**WORK ORDER:**
Every record must appear in the response exactly as given.

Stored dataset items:
--- START ---

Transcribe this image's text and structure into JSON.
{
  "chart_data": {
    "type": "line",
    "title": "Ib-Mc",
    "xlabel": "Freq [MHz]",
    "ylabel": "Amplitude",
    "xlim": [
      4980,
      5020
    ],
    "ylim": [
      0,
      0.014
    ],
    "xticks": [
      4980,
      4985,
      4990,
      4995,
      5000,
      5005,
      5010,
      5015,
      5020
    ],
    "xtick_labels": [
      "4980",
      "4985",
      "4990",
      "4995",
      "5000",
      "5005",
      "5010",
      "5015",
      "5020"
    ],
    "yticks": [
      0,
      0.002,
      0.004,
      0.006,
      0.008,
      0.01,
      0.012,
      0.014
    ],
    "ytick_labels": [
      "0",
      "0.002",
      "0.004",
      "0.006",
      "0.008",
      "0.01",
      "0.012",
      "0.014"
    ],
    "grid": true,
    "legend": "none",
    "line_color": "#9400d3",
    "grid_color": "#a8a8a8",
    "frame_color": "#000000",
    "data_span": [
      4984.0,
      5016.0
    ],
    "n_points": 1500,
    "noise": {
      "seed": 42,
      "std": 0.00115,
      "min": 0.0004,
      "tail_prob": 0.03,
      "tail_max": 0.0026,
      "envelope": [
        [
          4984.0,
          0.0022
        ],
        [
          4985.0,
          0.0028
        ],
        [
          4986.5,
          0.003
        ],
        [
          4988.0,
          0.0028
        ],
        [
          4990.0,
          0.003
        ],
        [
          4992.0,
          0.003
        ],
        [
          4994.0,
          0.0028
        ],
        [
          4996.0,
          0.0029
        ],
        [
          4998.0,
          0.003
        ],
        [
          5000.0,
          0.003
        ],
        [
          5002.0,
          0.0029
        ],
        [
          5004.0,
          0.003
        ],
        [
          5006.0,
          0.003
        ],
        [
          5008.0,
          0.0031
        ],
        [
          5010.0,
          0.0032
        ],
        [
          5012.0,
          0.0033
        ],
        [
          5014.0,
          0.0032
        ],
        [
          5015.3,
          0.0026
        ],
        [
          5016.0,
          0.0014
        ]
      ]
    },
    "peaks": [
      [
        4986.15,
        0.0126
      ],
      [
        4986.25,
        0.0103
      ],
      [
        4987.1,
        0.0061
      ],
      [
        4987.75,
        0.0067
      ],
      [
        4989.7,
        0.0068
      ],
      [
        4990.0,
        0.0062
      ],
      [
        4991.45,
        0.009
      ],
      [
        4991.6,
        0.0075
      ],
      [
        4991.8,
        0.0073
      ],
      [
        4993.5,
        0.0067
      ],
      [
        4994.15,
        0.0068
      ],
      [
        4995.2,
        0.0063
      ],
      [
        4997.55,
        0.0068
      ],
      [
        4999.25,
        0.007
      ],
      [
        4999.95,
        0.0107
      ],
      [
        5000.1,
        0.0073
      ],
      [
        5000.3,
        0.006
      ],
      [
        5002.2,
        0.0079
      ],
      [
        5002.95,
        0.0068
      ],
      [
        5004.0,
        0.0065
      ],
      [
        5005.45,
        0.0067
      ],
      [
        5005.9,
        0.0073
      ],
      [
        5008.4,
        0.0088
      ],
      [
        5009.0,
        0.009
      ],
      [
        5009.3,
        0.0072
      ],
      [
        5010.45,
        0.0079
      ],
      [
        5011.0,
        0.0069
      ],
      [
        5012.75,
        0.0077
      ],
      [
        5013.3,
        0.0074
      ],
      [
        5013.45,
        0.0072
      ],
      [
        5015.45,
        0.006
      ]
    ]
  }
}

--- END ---

**RESULT OF THIS EXERCISE:**
Transcribe this image's text and structure into JSON.
{
  "chart_data": {
    "type": "line",
    "title": "Ib-Mc",
    "xlabel": "Freq [MHz]",
    "ylabel": "Amplitude",
    "xlim": [
      4980,
      5020
    ],
    "ylim": [
      0,
      0.014
    ],
    "xticks": [
      4980,
      4985,
      4990,
      4995,
      5000,
      5005,
      5010,
      5015,
      5020
    ],
    "xtick_labels": [
      "4980",
      "4985",
      "4990",
      "4995",
      "5000",
      "5005",
      "5010",
      "5015",
      "5020"
    ],
    "yticks": [
      0,
      0.002,
      0.004,
      0.006,
      0.008,
      0.01,
      0.012,
      0.014
    ],
    "ytick_labels": [
      "0",
      "0.002",
      "0.004",
      "0.006",
      "0.008",
      "0.01",
      "0.012",
      "0.014"
    ],
    "grid": true,
    "legend": "none",
    "line_color": "#9400d3",
    "grid_color": "#a8a8a8",
    "frame_color": "#000000",
    "data_span": [
      4984.0,
      5016.0
    ],
    "n_points": 1500,
    "noise": {
      "seed": 42,
      "std": 0.00115,
      "min": 0.0004,
      "tail_prob": 0.03,
      "tail_max": 0.0026,
      "envelope": [
        [
          4984.0,
          0.0022
        ],
        [
          4985.0,
          0.0028
        ],
        [
          4986.5,
          0.003
        ],
        [
          4988.0,
          0.0028
        ],
        [
          4990.0,
          0.003
        ],
        [
          4992.0,
          0.003
        ],
        [
          4994.0,
          0.0028
        ],
        [
          4996.0,
          0.0029
        ],
        [
          4998.0,
          0.003
        ],
        [
          5000.0,
          0.003
        ],
        [
          5002.0,
          0.0029
        ],
        [
          5004.0,
          0.003
        ],
        [
          5006.0,
          0.003
        ],
        [
          5008.0,
          0.0031
        ],
        [
          5010.0,
          0.0032
        ],
        [
          5012.0,
          0.0033
        ],
        [
          5014.0,
          0.0032
        ],
        [
          5015.3,
          0.0026
        ],
        [
          5016.0,
          0.0014
        ]
      ]
    },
    "peaks": [
      [
        4986.15,
        0.0126
      ],
      [
        4986.25,
        0.0103
      ],
      [
        4987.1,
        0.0061
      ],
      [
        4987.75,
        0.0067
      ],
      [
        4989.7,
        0.0068
      ],
      [
        4990.0,
        0.0062
      ],
      [
        4991.45,
        0.009
      ],
      [
        4991.6,
        0.0075
      ],
      [
        4991.8,
        0.0073
      ],
      [
        4993.5,
        0.0067
      ],
      [
        4994.15,
        0.0068
      ],
      [
        4995.2,
        0.0063
      ],
      [
        4997.55,
        0.0068
      ],
      [
        4999.25,
        0.007
      ],
      [
        4999.95,
        0.0107
      ],
      [
        5000.1,
        0.0073
      ],
      [
        5000.3,
        0.006
      ],
      [
        5002.2,
        0.0079
      ],
      [
        5002.95,
        0.0068
      ],
      [
        5004.0,
        0.0065
      ],
      [
        5005.45,
        0.0067
      ],
      [
        5005.9,
        0.0073
      ],
      [
        5008.4,
        0.0088
      ],
      [
        5009.0,
        0.009
      ],
      [
        5009.3,
        0.0072
      ],
      [
        5010.45,
        0.0079
      ],
      [
        5011.0,
        0.0069
      ],
      [
        5012.75,
        0.0077
      ],
      [
        5013.3,
        0.0074
      ],
      [
        5013.45,
        0.0072
      ],
      [
        5015.45,
        0.006
      ]
    ]
  }
}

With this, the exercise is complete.